◆ Work to be completed: As the answer, give a copy of each line below that includes the word "данных".

[[ Provided entries open ]]

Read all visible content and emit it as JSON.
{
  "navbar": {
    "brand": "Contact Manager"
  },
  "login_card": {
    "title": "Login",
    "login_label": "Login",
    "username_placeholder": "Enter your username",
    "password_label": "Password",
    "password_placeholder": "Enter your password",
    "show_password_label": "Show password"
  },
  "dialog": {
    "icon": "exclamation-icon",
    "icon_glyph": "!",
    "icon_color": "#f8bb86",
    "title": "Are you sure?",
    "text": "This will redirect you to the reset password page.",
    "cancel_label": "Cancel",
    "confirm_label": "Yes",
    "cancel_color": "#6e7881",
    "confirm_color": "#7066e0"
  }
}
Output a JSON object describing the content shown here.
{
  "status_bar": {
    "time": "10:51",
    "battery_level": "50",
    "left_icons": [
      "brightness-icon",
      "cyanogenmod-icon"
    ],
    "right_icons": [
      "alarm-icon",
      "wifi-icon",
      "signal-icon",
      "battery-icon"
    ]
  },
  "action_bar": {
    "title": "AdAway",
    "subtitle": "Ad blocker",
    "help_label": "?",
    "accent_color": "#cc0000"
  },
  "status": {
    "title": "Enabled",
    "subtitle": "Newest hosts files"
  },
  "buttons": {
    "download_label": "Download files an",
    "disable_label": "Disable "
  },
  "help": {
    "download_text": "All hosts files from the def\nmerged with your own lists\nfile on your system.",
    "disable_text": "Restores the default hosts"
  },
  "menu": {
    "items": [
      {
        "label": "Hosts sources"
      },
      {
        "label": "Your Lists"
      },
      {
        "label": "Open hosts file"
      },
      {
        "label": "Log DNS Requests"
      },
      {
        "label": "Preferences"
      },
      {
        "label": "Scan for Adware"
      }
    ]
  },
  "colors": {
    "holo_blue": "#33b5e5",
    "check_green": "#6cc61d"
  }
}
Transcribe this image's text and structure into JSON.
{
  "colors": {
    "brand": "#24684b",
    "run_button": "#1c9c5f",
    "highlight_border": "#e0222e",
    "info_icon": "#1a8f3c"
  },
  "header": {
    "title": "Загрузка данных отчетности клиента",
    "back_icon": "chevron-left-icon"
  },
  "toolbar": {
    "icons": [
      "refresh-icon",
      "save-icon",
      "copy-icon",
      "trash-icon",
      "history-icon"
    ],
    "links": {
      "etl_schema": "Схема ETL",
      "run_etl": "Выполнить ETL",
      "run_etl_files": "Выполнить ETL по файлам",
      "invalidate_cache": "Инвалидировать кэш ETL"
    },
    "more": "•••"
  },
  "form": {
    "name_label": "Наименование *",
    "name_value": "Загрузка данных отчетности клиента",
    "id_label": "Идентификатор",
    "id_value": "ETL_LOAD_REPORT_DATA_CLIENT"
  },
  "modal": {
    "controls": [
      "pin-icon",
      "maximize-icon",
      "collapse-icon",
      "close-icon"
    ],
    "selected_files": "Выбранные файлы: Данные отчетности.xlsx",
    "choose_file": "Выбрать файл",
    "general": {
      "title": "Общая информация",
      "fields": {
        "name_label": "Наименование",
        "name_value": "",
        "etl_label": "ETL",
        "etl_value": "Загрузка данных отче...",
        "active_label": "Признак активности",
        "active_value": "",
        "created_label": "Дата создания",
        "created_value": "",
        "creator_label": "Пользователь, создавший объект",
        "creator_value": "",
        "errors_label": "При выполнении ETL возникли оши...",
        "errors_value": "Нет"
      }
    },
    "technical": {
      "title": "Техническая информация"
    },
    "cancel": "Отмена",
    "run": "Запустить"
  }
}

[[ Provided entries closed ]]

◆ Answer space:
    "title": "Загрузка данных отчетности клиента",
    "name_value": "Загрузка данных отчетности клиента",
        "etl_value": "Загрузка данных отче...",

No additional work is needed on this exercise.